'''

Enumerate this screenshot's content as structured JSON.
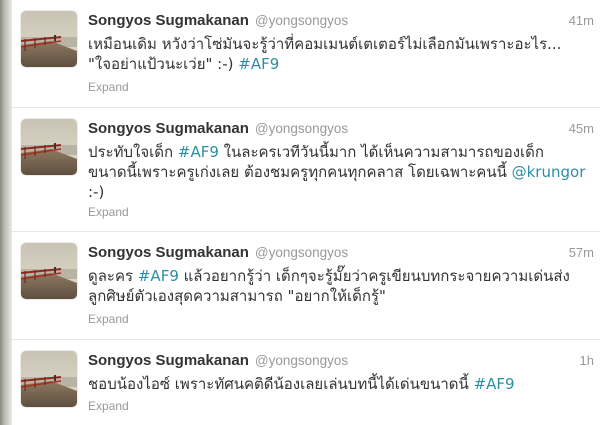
{
  "tweets": [
    {
      "fullname": "Songyos Sugmakanan",
      "username": "@yongsongyos",
      "time": "41m",
      "lines": [
        [
          {
            "t": "text",
            "v": "เหมือนเดิม หวังว่าโซ่มันจะรู้ว่าที่คอมเมนต์เตเตอร์ไม่เลือกมันเพราะอะไร..."
          }
        ],
        [
          {
            "t": "text",
            "v": "\"ใจอย่าแป้วนะเว่ย\" :-) "
          },
          {
            "t": "hashtag",
            "v": "#AF9"
          }
        ]
      ],
      "expand": "Expand"
    },
    {
      "fullname": "Songyos Sugmakanan",
      "username": "@yongsongyos",
      "time": "45m",
      "lines": [
        [
          {
            "t": "text",
            "v": "ประทับใจเด็ก "
          },
          {
            "t": "hashtag",
            "v": "#AF9"
          },
          {
            "t": "text",
            "v": " ในละครเวทีวันนี้มาก ได้เห็นความสามารถของเด็ก"
          }
        ],
        [
          {
            "t": "text",
            "v": "ขนาดนี้เพราะครูเก่งเลย ต้องชมครูทุกคนทุกคลาส โดยเฉพาะคนนี้ "
          },
          {
            "t": "mention",
            "v": "@krungor"
          }
        ],
        [
          {
            "t": "text",
            "v": ":-)"
          }
        ]
      ],
      "expand": "Expand"
    },
    {
      "fullname": "Songyos Sugmakanan",
      "username": "@yongsongyos",
      "time": "57m",
      "lines": [
        [
          {
            "t": "text",
            "v": "ดูละคร "
          },
          {
            "t": "hashtag",
            "v": "#AF9"
          },
          {
            "t": "text",
            "v": " แล้วอยากรู้ว่า เด็กๆจะรู้มั๊ยว่าครูเขียนบทกระจายความเด่นส่ง"
          }
        ],
        [
          {
            "t": "text",
            "v": "ลูกศิษย์ตัวเองสุดความสามารถ \"อยากให้เด็กรู้\""
          }
        ]
      ],
      "expand": "Expand"
    },
    {
      "fullname": "Songyos Sugmakanan",
      "username": "@yongsongyos",
      "time": "1h",
      "lines": [
        [
          {
            "t": "text",
            "v": "ชอบน้องไอซ์ เพราะทัศนคติดีน้องเลยเล่นบทนี้ได้เด่นขนาดนี้ "
          },
          {
            "t": "hashtag",
            "v": "#AF9"
          }
        ]
      ],
      "expand": "Expand"
    }
  ],
  "colors": {
    "link": "#2a8fa1",
    "meta": "#999999",
    "text": "#333333"
  },
  "icons": {
    "avatar": "pier-photo-avatar"
  }
}
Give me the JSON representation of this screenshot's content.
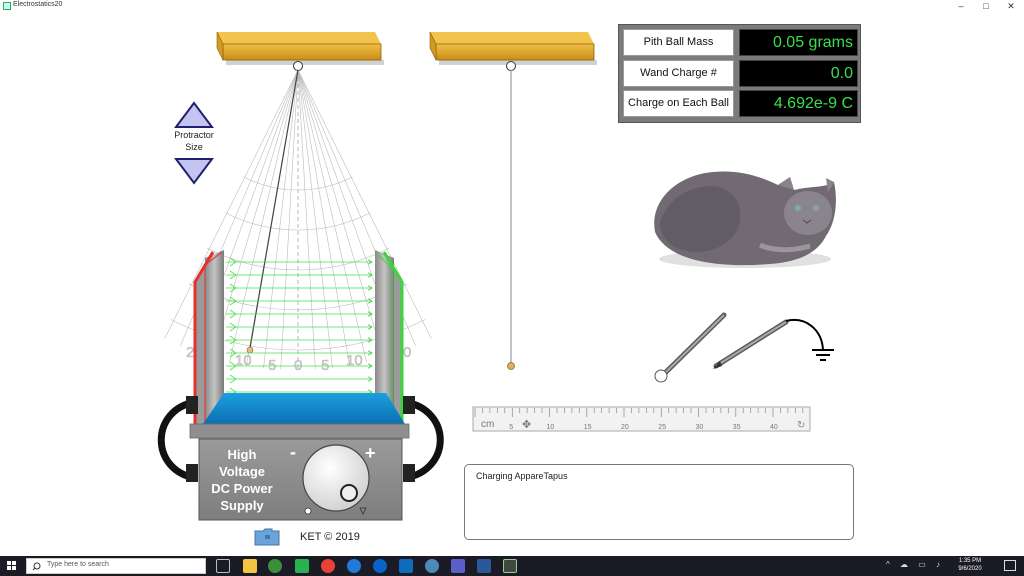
{
  "window": {
    "title": "Electrostatics20",
    "minimize": "–",
    "restore": "□",
    "close": "✕"
  },
  "readouts": [
    {
      "label": "Pith Ball Mass",
      "value": "0.05 grams"
    },
    {
      "label": "Wand Charge #",
      "value": "0.0"
    },
    {
      "label": "Charge on Each Ball",
      "value": "4.692e-9 C"
    }
  ],
  "protractor": {
    "label_line1": "Protractor",
    "label_line2": "Size"
  },
  "scale_labels": {
    "left_outer": "2",
    "left_10": "10",
    "left_5": "5",
    "zero": "0",
    "right_5": "5",
    "right_10": "10",
    "right_outer": "0"
  },
  "ruler": {
    "unit": "cm",
    "ticks": [
      "5",
      "10",
      "15",
      "20",
      "25",
      "30",
      "35",
      "40"
    ]
  },
  "power_supply": {
    "line1": "High",
    "line2": "Voltage",
    "line3": "DC Power",
    "line4": "Supply",
    "minus": "-",
    "plus": "+"
  },
  "charging_box": {
    "text": "Charging AppareTapus"
  },
  "footer": {
    "copyright": "KET © 2019"
  },
  "taskbar": {
    "search_placeholder": "Type here to search",
    "time": "1:35 PM",
    "date": "9/6/2020"
  },
  "colors": {
    "readout_green": "#38e04a",
    "wood": "#e2a62a",
    "plate_red": "#e53030",
    "plate_green": "#3bd53b",
    "field_green": "#49e049",
    "tray_blue": "#1e8fd0"
  }
}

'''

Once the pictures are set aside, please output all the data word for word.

__Exercise answer__.
Enumerate this screenshot's content as structured JSON.
{
  "tweets": [
    {
      "fullname": "Songyos Sugmakanan",
      "username": "@yongsongyos",
      "time": "41m",
      "lines": [
        [
          {
            "t": "text",
            "v": "เหมือนเดิม หวังว่าโซ่มันจะรู้ว่าที่คอมเมนต์เตเตอร์ไม่เลือกมันเพราะอะไร..."
          }
        ],
        [
          {
            "t": "text",
            "v": "\"ใจอย่าแป้วนะเว่ย\" :-) "
          },
          {
            "t": "hashtag",
            "v": "#AF9"
          }
        ]
      ],
      "expand": "Expand"
    },
    {
      "fullname": "Songyos Sugmakanan",
      "username": "@yongsongyos",
      "time": "45m",
      "lines": [
        [
          {
            "t": "text",
            "v": "ประทับใจเด็ก "
          },
          {
            "t": "hashtag",
            "v": "#AF9"
          },
          {
            "t": "text",
            "v": " ในละครเวทีวันนี้มาก ได้เห็นความสามารถของเด็ก"
          }
        ],
        [
          {
            "t": "text",
            "v": "ขนาดนี้เพราะครูเก่งเลย ต้องชมครูทุกคนทุกคลาส โดยเฉพาะคนนี้ "
          },
          {
            "t": "mention",
            "v": "@krungor"
          }
        ],
        [
          {
            "t": "text",
            "v": ":-)"
          }
        ]
      ],
      "expand": "Expand"
    },
    {
      "fullname": "Songyos Sugmakanan",
      "username": "@yongsongyos",
      "time": "57m",
      "lines": [
        [
          {
            "t": "text",
            "v": "ดูละคร "
          },
          {
            "t": "hashtag",
            "v": "#AF9"
          },
          {
            "t": "text",
            "v": " แล้วอยากรู้ว่า เด็กๆจะรู้มั๊ยว่าครูเขียนบทกระจายความเด่นส่ง"
          }
        ],
        [
          {
            "t": "text",
            "v": "ลูกศิษย์ตัวเองสุดความสามารถ \"อยากให้เด็กรู้\""
          }
        ]
      ],
      "expand": "Expand"
    },
    {
      "fullname": "Songyos Sugmakanan",
      "username": "@yongsongyos",
      "time": "1h",
      "lines": [
        [
          {
            "t": "text",
            "v": "ชอบน้องไอซ์ เพราะทัศนคติดีน้องเลยเล่นบทนี้ได้เด่นขนาดนี้ "
          },
          {
            "t": "hashtag",
            "v": "#AF9"
          }
        ]
      ],
      "expand": "Expand"
    }
  ],
  "colors": {
    "link": "#2a8fa1",
    "meta": "#999999",
    "text": "#333333"
  },
  "icons": {
    "avatar": "pier-photo-avatar"
  }
}
Give me the JSON representation of this screenshot's content.
{
  "window": {
    "title": "Electrostatics20",
    "minimize": "–",
    "restore": "□",
    "close": "✕"
  },
  "readouts": [
    {
      "label": "Pith Ball Mass",
      "value": "0.05 grams"
    },
    {
      "label": "Wand Charge #",
      "value": "0.0"
    },
    {
      "label": "Charge on Each Ball",
      "value": "4.692e-9 C"
    }
  ],
  "protractor": {
    "label_line1": "Protractor",
    "label_line2": "Size"
  },
  "scale_labels": {
    "left_outer": "2",
    "left_10": "10",
    "left_5": "5",
    "zero": "0",
    "right_5": "5",
    "right_10": "10",
    "right_outer": "0"
  },
  "ruler": {
    "unit": "cm",
    "ticks": [
      "5",
      "10",
      "15",
      "20",
      "25",
      "30",
      "35",
      "40"
    ]
  },
  "power_supply": {
    "line1": "High",
    "line2": "Voltage",
    "line3": "DC Power",
    "line4": "Supply",
    "minus": "-",
    "plus": "+"
  },
  "charging_box": {
    "text": "Charging AppareTapus"
  },
  "footer": {
    "copyright": "KET © 2019"
  },
  "taskbar": {
    "search_placeholder": "Type here to search",
    "time": "1:35 PM",
    "date": "9/6/2020"
  },
  "colors": {
    "readout_green": "#38e04a",
    "wood": "#e2a62a",
    "plate_red": "#e53030",
    "plate_green": "#3bd53b",
    "field_green": "#49e049",
    "tray_blue": "#1e8fd0"
  }
}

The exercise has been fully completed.